To make certain aspects of biology more visible, our initial work focused on developing fluorescent protein probes to show where sites of intercellular contact recruit cell adhesion molecules. Our work with these probes now centers on intersectional fluorescent protein probes that can detect multiple epigenetic marks in live cells without the need for antibodies.
We also work in collaborative efforts to advance the capabilities of microscope technology. One exciting endeavor is our work with the lattice light sheet microscope (LLSM), which can image cells rapidly with isotropic resolution and little phototoxicity. We were the first in the country to adopt a commercial version of this microscope (2016), and such access permitted us to publish the first two papers in neurobiology to use LLSM. Our work with LLSM allows us to see how live neurons rapidly repack the DNA in their nucleus as they express new genes during differentiation. Our access to this type of technology improves our capabilities in microscopy and imagery data analysis since the microscope can produce 2GB of data per second.
Through our work with LLSM, we forged a collaboration with Janelia Research Campus, including Erik Betzig and Harald Hess, where we examine chromatin organization for the first time with incredible detail. This collaboration centers around a dual-microscopy approach called cryo-SR/EM microscopy. This approach images high-pressure frozen cells—preserved in their most life-like form—with super-resolution light microscopy and an electron microscope.
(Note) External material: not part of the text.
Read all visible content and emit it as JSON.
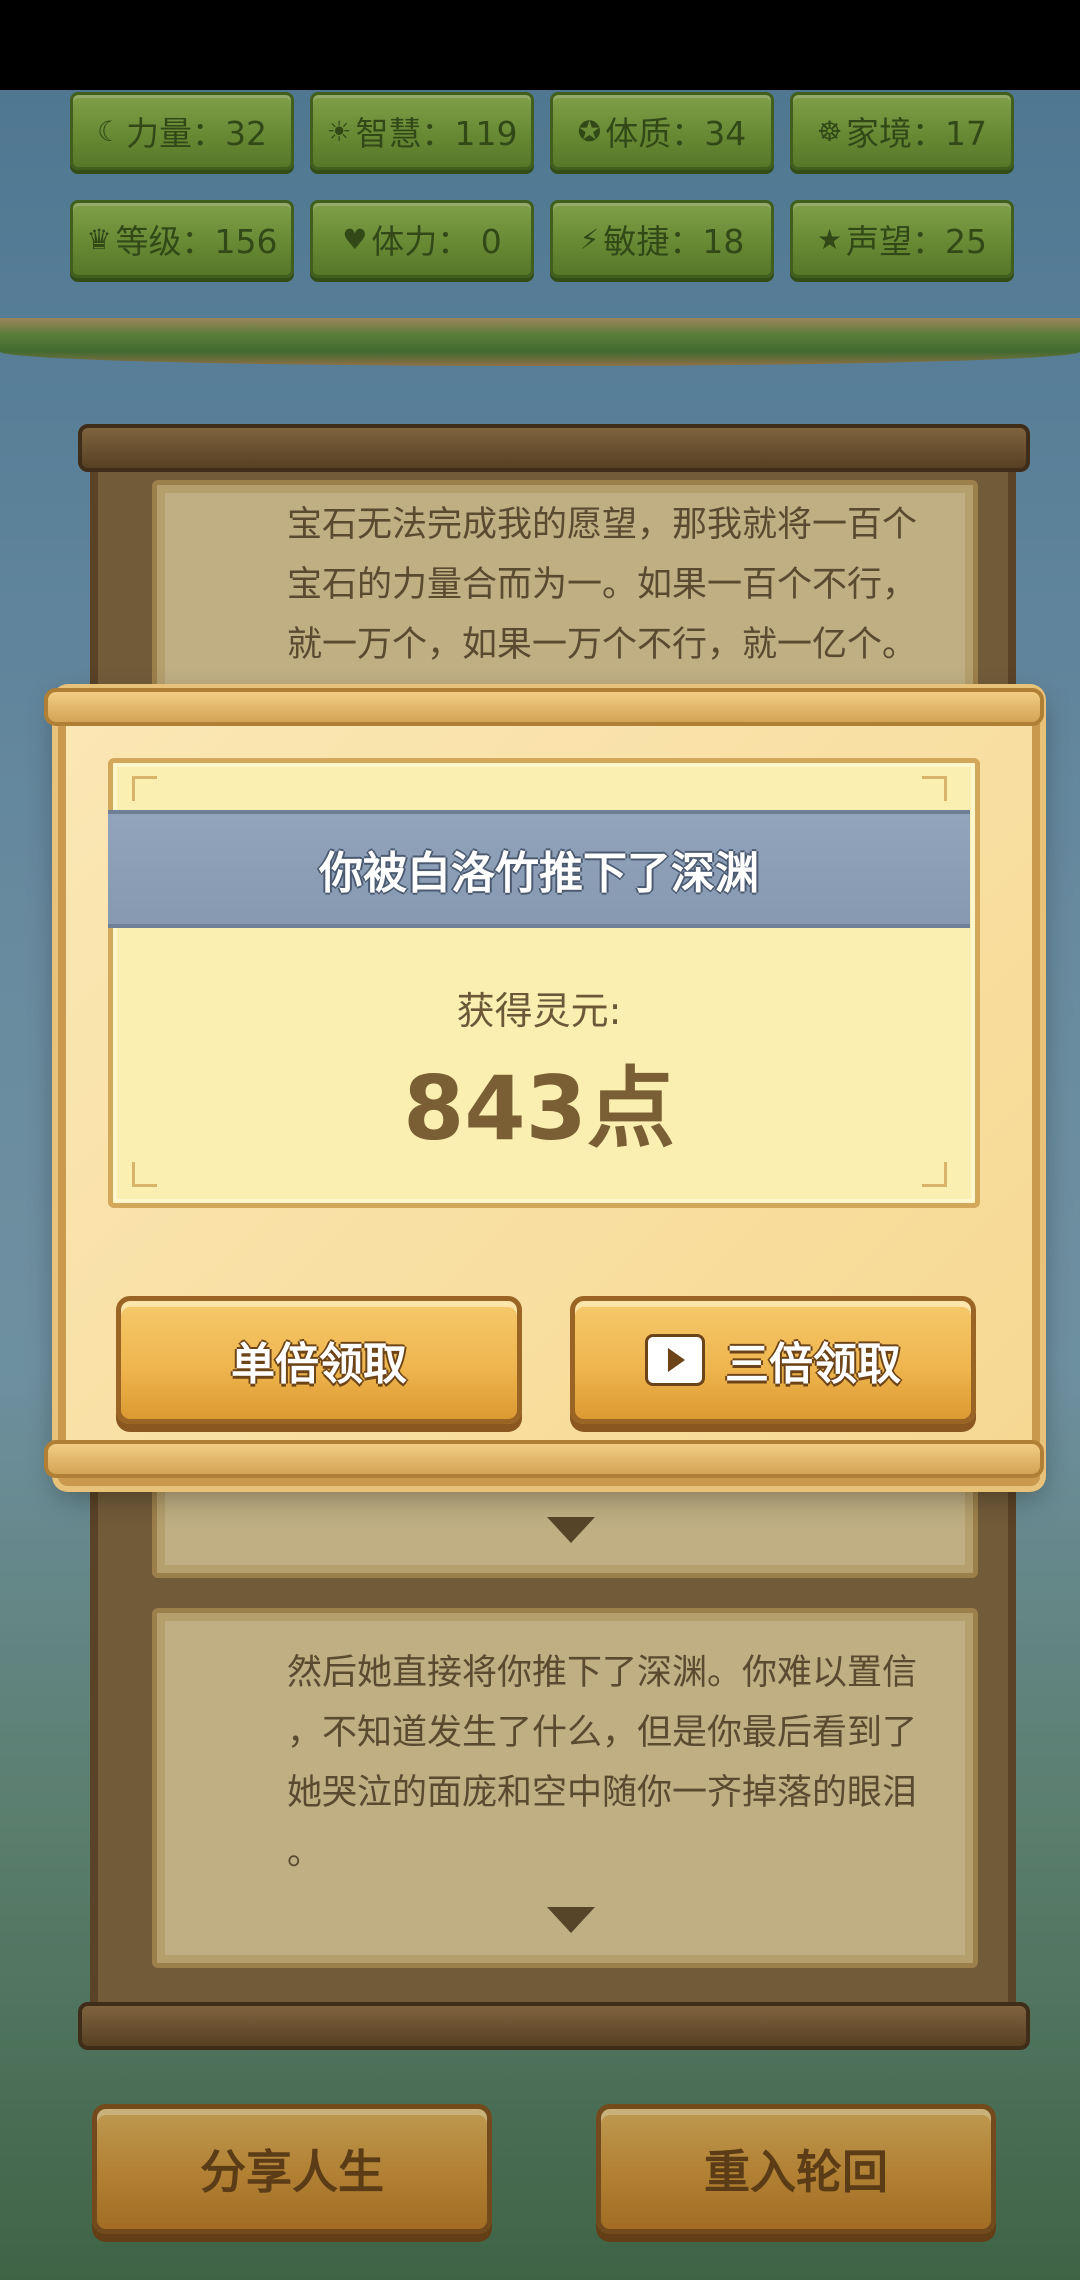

Using computational techniques, we layer the vivid image of cellular machinery—captured via light microscopy—over the black-and-white images captured by electron microscopy. These layered cryo-SR/EM images, taken before and after differentiation, help identify the nuclear domains that change in the differentiation process and reveal that neurons pack and/or unpack unique classes of genes. This information is vital in our understanding of the differentiation process and how neurons organize gene expression.
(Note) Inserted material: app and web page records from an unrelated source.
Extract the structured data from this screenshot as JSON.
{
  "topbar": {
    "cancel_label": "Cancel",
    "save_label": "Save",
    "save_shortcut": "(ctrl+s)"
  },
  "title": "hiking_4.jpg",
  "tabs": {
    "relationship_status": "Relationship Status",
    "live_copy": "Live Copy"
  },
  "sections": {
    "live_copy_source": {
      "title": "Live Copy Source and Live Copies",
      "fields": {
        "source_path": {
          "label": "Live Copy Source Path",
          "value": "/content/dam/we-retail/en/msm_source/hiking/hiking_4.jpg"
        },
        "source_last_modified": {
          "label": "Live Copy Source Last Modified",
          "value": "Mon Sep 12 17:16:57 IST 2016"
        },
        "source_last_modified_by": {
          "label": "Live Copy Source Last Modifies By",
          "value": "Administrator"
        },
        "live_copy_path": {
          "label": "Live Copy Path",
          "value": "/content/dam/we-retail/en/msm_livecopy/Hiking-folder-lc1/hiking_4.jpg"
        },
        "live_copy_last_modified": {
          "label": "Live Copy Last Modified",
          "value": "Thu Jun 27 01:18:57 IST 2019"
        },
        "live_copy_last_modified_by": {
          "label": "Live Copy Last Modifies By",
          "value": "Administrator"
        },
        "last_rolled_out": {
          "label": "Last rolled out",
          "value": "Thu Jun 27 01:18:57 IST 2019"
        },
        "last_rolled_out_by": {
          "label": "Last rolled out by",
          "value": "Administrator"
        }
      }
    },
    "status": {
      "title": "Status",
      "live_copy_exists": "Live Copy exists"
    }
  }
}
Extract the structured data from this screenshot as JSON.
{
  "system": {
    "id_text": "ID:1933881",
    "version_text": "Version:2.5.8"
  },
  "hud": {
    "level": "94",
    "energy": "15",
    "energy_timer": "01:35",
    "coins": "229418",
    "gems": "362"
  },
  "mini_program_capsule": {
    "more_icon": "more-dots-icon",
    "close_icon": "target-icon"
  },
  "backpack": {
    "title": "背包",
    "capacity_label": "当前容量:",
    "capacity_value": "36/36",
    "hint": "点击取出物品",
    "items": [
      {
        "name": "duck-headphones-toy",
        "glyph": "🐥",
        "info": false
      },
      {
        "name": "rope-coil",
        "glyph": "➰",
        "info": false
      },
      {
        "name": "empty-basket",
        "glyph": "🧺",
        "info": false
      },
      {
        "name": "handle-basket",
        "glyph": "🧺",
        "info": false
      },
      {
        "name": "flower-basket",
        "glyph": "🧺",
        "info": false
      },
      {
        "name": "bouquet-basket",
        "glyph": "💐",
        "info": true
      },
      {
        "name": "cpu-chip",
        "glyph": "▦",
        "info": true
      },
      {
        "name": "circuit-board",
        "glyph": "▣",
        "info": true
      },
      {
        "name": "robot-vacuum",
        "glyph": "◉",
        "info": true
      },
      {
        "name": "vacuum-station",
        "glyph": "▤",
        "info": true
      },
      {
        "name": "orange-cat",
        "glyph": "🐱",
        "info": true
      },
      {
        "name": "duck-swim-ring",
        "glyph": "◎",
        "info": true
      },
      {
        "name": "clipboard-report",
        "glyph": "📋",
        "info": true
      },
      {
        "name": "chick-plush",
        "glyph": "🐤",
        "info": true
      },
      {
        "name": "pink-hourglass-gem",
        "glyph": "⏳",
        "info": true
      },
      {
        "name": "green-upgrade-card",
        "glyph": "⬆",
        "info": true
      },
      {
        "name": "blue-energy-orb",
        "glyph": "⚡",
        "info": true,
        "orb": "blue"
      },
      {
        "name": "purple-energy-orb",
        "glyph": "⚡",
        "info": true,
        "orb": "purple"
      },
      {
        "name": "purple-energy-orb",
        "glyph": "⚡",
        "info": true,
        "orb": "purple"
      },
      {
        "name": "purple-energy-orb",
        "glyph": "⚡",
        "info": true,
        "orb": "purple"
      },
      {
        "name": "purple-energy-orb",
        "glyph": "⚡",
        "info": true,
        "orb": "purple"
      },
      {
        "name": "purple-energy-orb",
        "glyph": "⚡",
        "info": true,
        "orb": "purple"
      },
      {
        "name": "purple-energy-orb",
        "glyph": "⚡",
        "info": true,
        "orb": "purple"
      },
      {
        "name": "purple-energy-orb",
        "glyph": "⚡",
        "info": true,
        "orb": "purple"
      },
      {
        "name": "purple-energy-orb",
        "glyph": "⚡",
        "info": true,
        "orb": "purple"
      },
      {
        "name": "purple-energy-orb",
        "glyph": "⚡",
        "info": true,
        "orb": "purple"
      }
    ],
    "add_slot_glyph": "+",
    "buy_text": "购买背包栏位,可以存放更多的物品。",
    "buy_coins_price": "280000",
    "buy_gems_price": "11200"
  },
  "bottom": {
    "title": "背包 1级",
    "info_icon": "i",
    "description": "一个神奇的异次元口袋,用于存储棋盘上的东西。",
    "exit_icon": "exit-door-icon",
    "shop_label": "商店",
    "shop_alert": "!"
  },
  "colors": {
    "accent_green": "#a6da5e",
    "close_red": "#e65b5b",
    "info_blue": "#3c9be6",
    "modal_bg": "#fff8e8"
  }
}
The multidisciplinary approach of our lab, coupled with our commitment to technological advancement, allows us to search for answers to some of developmental neurobiology’s most pressing questions. Our commitment enables us to provide insights into the developing brain that help us understand the origins of neuronal disease and disorders in children.
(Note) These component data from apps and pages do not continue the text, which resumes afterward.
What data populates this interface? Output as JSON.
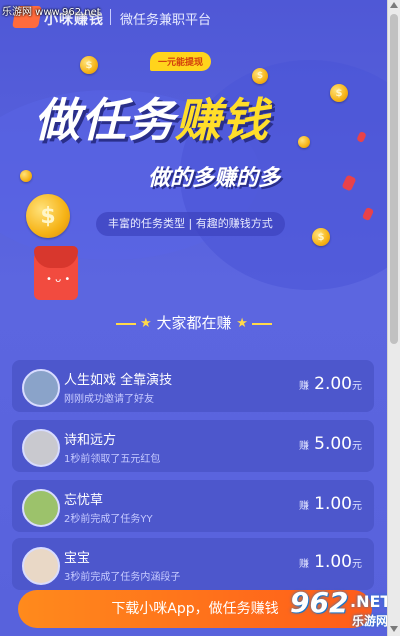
{
  "watermark": {
    "site": "乐游网 www.962.net",
    "logo_number": "962",
    "logo_domain": ".NET",
    "logo_cn": "乐游网"
  },
  "header": {
    "brand": "小咪赚钱",
    "platform": "微任务兼职平台"
  },
  "hero": {
    "badge": "一元能提现",
    "title_a": "做任务",
    "title_b": "赚钱",
    "subtitle": "做的多赚的多",
    "tagline": "丰富的任务类型 | 有趣的赚钱方式"
  },
  "section_title": "大家都在赚",
  "feed": [
    {
      "name": "人生如戏 全靠演技",
      "activity": "刚刚成功邀请了好友",
      "prefix": "赚",
      "amount": "2.00",
      "unit": "元",
      "avatar_color": "#8aa3c9"
    },
    {
      "name": "诗和远方",
      "activity": "1秒前领取了五元红包",
      "prefix": "赚",
      "amount": "5.00",
      "unit": "元",
      "avatar_color": "#c9c9cf"
    },
    {
      "name": "忘忧草",
      "activity": "2秒前完成了任务YY",
      "prefix": "赚",
      "amount": "1.00",
      "unit": "元",
      "avatar_color": "#9cc26b"
    },
    {
      "name": "宝宝",
      "activity": "3秒前完成了任务内涵段子",
      "prefix": "赚",
      "amount": "1.00",
      "unit": "元",
      "avatar_color": "#e9d8c6"
    }
  ],
  "download_button": "下载小咪App，做任务赚钱",
  "colors": {
    "background": "#5a63d8",
    "accent": "#ffde2a",
    "button": "#ff6a1a"
  }
}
Dr. David Solecki is a faculty member in the Department of Developmental Neurobiology and Graduate School of Biomedical Sciences at St. Jude. Following doctoral work in Molecular and Cellular Pathology at SUNY Stony Brook, he completed postdoctoral training with Mary Beth Hatten at the Rockefeller University. Solecki joined St. Jude in 2007 and formed a multidisciplinary team to study the migration and maturation of neurons during neural development. His laboratory’s collaborations with external partners like Oak Ridge National Lab and Janelia Research Campus guide technological advances in microscopy and image analysis, which helps advance research possibilities in developmental neurobiology. Dr. Solecki led a task force to create the Center for Bioimaging Informatics at St. Jude and is the oversight chair of the Cell and Tissue Imaging Center. Despite a busy schedule, Dr. Solecki still finds time to work in the lab or at a microscope to remain grounded in his team’s research.
A mix of biologists, engineers, and biophysicists that use a technique-development and team-oriented mindset to tackle thorny questions in brain development.